» THE PROBLEM
Say nothing but the number of lines below in which the string "sphere" appears.

Records from a data collection
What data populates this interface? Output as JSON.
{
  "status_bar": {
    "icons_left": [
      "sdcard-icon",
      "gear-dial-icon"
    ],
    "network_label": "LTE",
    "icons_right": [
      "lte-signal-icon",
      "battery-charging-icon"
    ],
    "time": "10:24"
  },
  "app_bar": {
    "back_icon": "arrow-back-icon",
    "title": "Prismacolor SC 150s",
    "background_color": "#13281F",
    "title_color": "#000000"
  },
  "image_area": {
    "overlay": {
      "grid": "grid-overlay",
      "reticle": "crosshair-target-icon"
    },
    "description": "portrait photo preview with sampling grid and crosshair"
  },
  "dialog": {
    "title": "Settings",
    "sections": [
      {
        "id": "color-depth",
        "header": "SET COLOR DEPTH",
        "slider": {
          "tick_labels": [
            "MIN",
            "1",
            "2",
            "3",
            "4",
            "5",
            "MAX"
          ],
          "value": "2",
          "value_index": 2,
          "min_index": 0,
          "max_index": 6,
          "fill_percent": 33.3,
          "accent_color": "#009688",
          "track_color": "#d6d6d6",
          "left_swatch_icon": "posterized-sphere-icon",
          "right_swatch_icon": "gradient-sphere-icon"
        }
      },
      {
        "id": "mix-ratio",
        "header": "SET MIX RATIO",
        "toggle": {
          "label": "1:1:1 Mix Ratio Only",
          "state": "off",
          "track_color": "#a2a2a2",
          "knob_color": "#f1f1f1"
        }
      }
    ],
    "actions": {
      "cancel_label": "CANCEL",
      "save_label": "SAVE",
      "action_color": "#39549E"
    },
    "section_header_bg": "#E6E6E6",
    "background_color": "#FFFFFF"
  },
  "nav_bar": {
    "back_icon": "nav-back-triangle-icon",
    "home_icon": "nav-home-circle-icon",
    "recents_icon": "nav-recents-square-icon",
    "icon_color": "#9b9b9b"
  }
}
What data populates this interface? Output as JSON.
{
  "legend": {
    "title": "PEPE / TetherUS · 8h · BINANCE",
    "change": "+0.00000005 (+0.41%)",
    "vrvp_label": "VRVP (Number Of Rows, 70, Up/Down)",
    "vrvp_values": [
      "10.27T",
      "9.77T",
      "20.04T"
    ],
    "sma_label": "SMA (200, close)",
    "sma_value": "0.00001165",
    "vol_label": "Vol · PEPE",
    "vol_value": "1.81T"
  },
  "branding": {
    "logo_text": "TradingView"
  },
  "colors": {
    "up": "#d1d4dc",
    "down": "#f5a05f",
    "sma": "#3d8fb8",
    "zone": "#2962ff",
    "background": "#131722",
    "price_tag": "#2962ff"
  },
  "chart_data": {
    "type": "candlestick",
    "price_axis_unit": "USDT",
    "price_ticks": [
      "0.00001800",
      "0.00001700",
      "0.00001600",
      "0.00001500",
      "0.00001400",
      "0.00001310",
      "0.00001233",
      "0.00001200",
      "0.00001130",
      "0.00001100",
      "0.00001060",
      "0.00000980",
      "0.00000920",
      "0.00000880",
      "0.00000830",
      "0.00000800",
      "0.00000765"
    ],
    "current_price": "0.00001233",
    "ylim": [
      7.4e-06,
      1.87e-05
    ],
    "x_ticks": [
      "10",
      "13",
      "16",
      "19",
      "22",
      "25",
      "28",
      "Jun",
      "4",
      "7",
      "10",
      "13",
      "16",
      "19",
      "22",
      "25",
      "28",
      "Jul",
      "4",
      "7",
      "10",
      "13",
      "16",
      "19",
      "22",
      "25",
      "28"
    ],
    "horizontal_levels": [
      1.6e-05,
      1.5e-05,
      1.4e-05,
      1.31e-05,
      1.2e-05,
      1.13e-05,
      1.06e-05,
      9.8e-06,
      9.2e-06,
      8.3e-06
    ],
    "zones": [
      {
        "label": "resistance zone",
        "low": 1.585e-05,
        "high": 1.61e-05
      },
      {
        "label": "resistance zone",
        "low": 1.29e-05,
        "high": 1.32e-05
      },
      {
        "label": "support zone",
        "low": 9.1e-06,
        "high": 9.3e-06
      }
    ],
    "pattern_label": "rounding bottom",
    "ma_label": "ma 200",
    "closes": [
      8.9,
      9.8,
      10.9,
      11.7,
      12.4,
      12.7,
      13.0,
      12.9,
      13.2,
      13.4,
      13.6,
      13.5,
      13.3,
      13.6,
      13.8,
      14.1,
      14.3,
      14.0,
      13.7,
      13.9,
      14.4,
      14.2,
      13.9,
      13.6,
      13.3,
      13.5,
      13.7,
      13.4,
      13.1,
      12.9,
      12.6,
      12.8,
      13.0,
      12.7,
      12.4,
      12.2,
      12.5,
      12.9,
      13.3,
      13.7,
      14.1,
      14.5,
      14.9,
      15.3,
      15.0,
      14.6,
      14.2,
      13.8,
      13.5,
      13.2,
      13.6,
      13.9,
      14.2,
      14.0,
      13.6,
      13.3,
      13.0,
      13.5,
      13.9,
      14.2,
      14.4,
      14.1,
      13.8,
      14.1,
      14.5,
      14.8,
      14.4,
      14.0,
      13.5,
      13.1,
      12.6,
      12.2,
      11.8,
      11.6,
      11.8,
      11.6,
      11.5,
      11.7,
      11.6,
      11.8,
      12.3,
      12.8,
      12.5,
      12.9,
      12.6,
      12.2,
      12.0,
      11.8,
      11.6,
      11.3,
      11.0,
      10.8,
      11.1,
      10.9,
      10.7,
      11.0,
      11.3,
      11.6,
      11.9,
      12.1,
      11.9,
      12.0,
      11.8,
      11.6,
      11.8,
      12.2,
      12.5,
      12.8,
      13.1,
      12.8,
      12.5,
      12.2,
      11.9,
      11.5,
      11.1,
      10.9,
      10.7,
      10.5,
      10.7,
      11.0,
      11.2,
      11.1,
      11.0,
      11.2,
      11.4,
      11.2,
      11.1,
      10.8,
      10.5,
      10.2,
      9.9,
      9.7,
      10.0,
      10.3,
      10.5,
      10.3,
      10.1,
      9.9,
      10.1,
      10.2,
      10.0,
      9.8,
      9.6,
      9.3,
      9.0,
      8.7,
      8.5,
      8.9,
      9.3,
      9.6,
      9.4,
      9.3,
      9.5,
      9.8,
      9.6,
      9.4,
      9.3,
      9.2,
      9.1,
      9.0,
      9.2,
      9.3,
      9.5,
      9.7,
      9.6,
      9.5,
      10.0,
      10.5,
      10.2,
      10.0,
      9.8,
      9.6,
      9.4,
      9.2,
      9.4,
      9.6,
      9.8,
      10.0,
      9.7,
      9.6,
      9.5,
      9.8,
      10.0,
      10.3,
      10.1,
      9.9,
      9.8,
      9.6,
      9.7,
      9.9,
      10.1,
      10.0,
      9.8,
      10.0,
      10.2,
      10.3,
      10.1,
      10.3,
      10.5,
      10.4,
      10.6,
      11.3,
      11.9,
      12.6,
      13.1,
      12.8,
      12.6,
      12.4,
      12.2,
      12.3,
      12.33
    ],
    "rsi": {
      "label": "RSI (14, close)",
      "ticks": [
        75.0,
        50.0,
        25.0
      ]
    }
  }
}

» WRITTEN RESPONSE
2